They had indeed been involved in an affair, and once Northerton escaped his imprisonment following his attack on Tom, they intended to run away. She was to finance their trip with money and a diamond ring. However, Northerton had decided to steal her property rather than take her with him. This is when Tom intervened on the attack. As he thought he was already doomed to be hanged for Tom’s murder, the attack on Mrs. Waters would not have worsened the sentence were it discovered.
The narrator cautions the reader on judging all military men by Northerton’s standards, saying most are worthy and honorable.
Fielding was aware of the originality of his introductory essays, and they have the benefit of guiding the reader through the experience of the novel as well as of outlining the direction of the narrative. There is an arrogant tone which adds to the humor of the text as a whole. By outlining the qualities that a writer of such texts should have, Fielding outlines his own skills and qualifications in formulating the work.
In addition to the thematic value of the Man on the Hill, he also advances the plot in this section. Though Tom rescues Mrs. Waters, it is the Man on the Hill who recommends the journey to Upton, and who arms the boy.

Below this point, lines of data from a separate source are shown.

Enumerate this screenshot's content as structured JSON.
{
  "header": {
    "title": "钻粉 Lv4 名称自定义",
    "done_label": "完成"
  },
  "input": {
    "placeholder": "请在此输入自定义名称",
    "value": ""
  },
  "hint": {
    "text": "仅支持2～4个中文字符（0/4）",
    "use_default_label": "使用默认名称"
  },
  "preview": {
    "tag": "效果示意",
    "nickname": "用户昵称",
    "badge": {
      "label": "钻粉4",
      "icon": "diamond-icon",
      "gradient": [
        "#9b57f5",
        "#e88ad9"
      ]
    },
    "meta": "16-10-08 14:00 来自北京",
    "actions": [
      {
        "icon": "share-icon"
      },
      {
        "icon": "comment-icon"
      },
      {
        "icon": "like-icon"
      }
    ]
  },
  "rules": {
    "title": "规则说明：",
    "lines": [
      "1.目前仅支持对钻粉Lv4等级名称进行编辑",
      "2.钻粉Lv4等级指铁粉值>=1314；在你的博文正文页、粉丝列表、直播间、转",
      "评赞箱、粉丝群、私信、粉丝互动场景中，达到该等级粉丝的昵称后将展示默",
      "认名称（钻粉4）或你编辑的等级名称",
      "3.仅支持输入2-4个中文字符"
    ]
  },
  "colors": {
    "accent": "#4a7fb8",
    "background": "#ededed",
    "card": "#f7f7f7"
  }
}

Mrs. Waters is yet another woman who tempts Tom, and whose advances he cannot refuse. However, as with Lady Bellaston, and even Molly Seagrim, it is worth noting that it is the women who make the first move. Mrs. Waters is unabashedly brazen in walking with her breasts bared as Tom escorts her to Upton, He is equally appreciative of the sight of her comely white flesh. There is humor in Mrs. Waters unleashing her full “artillery of love” upon him whilst he is mostly occupied with eating (453). Once his hunger has been sated, then Tom is drawn to indulge his sexual appetite. The metaphor of a battle is a witty one as Mrs. Waters utilizes her feminine charms as a military tactician, and she becomes, as the ladies before her, Tom’s “fair conqueror” (456). She is indifferent to Tom’s clear adoration of the fair but absent Sophia. Fielding uses the metaphor of dining to explain her acceptance of Tom’s past and future: “she could feast heartily at the table of love, without reflecting that some other already had been, or hereafter might be, feasted with the same repast” (461).
That Tom remains our hero despite his weakness for lust speaks yet again to Fielding's willingness to consider characters in total, and not simply by one moral quality.